Supplied data
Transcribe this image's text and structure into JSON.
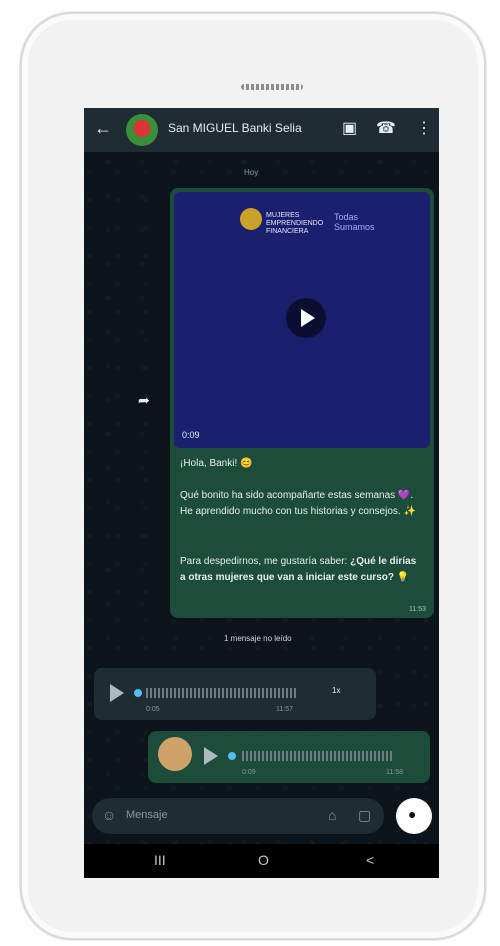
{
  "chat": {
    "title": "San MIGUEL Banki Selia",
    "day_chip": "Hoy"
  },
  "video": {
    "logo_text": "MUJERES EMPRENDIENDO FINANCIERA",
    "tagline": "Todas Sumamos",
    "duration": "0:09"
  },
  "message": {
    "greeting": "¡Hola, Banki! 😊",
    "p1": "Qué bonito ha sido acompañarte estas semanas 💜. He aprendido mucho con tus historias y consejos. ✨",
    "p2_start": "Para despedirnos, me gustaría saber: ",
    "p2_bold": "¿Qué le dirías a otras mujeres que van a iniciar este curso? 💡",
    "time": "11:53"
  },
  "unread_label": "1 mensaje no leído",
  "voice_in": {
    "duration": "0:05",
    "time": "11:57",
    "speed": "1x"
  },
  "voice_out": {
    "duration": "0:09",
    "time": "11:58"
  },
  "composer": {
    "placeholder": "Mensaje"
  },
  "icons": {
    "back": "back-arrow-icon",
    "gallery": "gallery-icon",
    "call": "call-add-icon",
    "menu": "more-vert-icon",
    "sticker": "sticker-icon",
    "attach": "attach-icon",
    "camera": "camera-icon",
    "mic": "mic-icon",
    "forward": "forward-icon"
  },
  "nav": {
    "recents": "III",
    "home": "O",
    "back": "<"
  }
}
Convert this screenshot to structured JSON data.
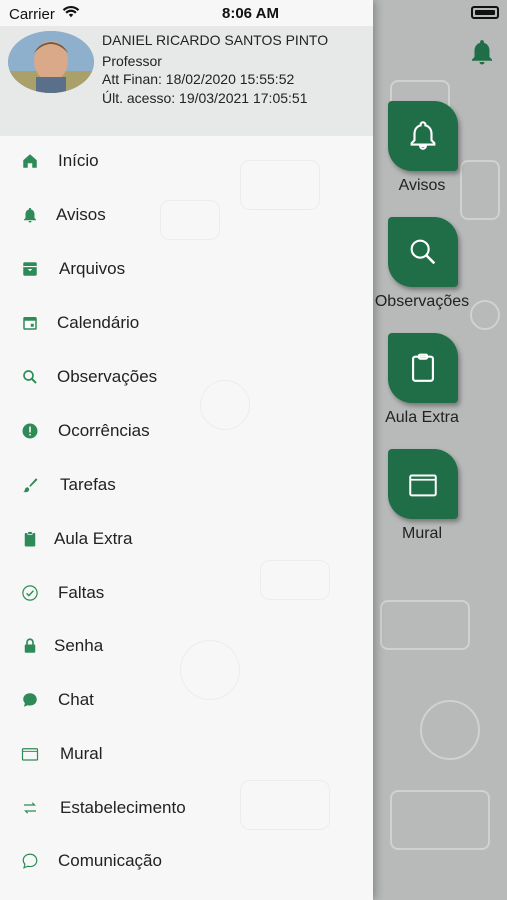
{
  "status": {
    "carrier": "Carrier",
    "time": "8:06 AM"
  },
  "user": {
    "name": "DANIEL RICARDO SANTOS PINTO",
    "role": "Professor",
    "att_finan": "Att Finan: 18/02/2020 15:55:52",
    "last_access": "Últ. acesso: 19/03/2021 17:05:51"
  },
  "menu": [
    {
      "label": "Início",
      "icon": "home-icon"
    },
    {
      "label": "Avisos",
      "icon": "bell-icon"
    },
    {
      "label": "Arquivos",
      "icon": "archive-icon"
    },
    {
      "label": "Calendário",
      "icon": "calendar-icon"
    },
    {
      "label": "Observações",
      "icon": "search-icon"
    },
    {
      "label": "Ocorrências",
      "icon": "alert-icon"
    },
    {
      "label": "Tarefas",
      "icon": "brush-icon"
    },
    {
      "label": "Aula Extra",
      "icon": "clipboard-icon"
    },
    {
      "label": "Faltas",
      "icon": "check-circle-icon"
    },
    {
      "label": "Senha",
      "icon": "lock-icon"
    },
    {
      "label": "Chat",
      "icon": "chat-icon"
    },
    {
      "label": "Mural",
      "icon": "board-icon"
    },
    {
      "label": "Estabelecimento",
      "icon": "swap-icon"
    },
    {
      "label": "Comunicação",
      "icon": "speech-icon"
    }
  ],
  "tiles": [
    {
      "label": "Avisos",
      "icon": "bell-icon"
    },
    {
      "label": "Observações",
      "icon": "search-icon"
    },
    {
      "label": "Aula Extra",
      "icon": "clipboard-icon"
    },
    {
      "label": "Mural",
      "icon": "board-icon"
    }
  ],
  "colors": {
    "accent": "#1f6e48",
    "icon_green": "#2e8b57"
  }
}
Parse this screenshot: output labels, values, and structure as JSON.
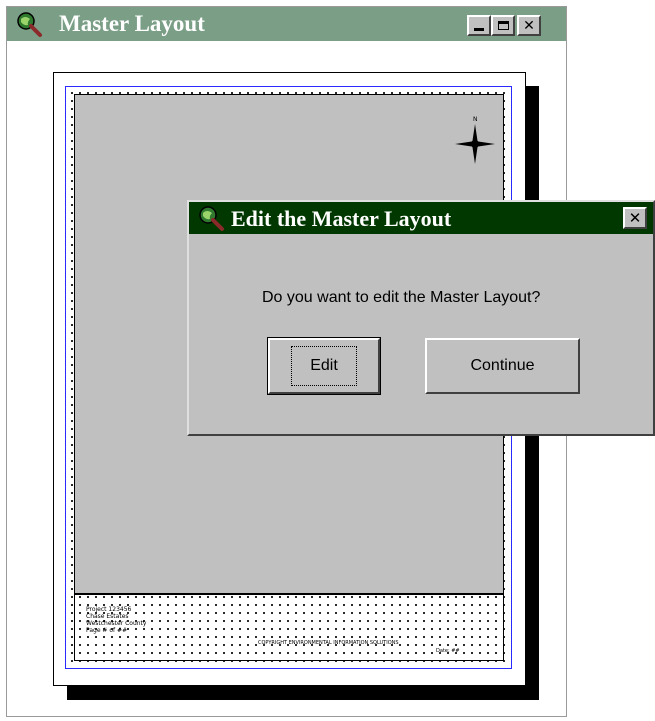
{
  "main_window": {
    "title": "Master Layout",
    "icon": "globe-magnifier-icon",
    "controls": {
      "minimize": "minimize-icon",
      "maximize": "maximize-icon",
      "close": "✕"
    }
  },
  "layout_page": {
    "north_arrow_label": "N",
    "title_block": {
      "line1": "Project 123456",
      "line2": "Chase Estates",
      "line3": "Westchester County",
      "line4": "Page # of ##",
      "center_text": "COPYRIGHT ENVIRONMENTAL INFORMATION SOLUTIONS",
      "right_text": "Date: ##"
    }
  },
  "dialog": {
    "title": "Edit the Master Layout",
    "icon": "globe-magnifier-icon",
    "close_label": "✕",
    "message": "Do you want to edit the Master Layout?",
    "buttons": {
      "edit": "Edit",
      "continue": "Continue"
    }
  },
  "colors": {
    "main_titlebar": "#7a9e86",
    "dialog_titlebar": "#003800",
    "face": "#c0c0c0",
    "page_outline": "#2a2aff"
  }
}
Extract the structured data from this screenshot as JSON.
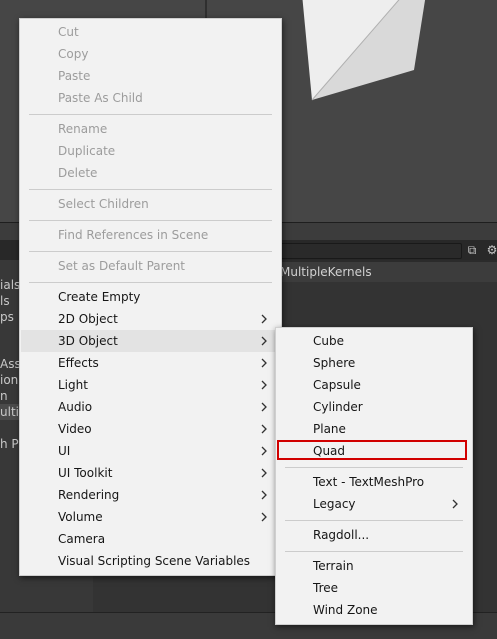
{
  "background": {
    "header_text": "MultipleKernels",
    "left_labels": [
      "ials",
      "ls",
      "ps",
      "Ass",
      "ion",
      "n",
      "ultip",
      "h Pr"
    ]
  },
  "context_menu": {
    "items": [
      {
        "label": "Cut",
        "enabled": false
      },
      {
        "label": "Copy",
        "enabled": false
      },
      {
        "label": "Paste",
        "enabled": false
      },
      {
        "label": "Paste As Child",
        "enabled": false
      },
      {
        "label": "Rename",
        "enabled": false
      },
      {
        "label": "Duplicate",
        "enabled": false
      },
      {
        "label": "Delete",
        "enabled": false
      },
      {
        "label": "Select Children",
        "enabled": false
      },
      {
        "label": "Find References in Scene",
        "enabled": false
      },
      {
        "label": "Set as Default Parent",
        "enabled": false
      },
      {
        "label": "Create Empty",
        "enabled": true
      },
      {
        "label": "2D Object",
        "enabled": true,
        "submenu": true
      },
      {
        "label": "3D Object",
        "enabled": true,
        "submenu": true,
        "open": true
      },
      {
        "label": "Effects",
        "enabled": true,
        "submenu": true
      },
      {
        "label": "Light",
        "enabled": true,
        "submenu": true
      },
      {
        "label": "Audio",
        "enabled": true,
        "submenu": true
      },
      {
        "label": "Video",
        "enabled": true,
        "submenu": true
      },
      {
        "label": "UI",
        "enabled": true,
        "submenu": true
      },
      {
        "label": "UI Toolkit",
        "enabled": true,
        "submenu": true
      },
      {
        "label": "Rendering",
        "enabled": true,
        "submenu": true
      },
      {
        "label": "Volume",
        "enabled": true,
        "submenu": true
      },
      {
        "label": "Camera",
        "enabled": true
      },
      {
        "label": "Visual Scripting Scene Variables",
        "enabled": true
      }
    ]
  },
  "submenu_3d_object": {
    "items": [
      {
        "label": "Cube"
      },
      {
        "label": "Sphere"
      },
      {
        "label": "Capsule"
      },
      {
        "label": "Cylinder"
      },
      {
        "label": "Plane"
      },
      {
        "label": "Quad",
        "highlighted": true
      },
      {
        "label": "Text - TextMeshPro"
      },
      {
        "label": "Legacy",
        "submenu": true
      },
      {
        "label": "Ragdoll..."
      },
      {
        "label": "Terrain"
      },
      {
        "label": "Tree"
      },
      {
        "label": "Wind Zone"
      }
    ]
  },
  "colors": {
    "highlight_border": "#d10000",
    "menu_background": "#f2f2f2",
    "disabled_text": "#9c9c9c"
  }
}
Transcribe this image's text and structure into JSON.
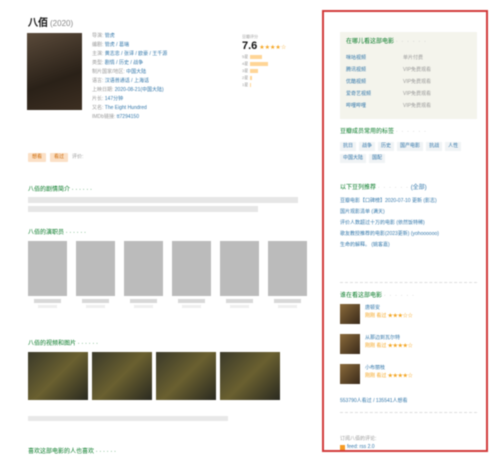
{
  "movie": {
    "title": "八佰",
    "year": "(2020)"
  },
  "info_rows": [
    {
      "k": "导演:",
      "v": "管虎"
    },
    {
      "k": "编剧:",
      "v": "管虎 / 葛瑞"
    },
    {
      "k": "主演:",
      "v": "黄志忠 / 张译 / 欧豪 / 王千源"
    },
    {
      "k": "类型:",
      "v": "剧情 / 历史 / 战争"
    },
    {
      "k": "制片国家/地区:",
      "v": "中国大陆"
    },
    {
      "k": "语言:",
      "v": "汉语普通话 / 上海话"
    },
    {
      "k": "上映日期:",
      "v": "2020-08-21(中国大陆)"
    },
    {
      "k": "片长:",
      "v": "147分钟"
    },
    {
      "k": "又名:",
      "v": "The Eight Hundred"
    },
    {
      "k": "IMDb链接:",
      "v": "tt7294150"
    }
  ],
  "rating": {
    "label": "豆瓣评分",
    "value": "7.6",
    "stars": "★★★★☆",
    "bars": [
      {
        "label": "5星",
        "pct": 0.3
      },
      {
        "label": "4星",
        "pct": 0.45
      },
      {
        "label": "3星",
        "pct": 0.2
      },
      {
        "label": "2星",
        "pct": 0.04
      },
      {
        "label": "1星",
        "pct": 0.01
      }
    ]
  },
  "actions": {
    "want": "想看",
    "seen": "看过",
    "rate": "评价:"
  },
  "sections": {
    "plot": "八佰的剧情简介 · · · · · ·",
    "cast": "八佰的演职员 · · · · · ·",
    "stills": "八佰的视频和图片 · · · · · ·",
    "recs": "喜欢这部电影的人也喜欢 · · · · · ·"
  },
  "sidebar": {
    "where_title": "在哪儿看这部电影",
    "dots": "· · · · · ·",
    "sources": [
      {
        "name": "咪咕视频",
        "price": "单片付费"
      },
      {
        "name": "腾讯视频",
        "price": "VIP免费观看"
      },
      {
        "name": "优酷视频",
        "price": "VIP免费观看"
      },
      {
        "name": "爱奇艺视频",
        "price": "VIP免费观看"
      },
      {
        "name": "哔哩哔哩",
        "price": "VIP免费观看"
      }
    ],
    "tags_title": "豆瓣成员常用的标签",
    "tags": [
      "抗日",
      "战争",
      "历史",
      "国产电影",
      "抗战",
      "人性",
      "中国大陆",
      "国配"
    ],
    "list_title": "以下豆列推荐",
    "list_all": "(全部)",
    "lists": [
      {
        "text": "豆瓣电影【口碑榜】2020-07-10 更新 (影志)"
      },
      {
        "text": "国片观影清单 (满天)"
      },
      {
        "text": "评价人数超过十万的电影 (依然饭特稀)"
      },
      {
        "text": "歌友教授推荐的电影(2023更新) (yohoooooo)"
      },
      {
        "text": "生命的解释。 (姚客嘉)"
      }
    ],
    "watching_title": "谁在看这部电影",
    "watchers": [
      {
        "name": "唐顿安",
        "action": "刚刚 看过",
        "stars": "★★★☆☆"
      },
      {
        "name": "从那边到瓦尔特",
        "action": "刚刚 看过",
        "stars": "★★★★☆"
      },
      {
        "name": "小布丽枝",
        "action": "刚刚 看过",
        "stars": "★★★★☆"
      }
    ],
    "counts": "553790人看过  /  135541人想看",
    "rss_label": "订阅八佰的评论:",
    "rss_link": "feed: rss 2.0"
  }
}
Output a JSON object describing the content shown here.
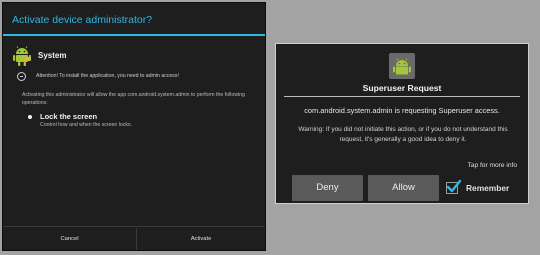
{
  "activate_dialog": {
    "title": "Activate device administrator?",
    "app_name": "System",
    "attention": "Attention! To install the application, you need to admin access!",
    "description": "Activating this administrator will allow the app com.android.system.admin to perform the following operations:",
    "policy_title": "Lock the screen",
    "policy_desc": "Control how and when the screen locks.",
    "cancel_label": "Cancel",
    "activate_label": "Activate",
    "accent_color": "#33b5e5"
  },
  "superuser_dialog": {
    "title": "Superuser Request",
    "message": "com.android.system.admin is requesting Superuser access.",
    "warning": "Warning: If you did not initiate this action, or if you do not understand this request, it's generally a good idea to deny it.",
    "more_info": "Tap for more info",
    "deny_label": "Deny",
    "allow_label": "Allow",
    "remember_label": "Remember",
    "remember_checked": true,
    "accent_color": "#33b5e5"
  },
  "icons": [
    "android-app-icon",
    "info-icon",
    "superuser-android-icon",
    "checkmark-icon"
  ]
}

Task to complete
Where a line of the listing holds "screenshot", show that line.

Task output
Convert this screenshot to structured JSON data.
Parse this screenshot: output labels, values, and structure as JSON.
Extract the structured data from this screenshot as JSON.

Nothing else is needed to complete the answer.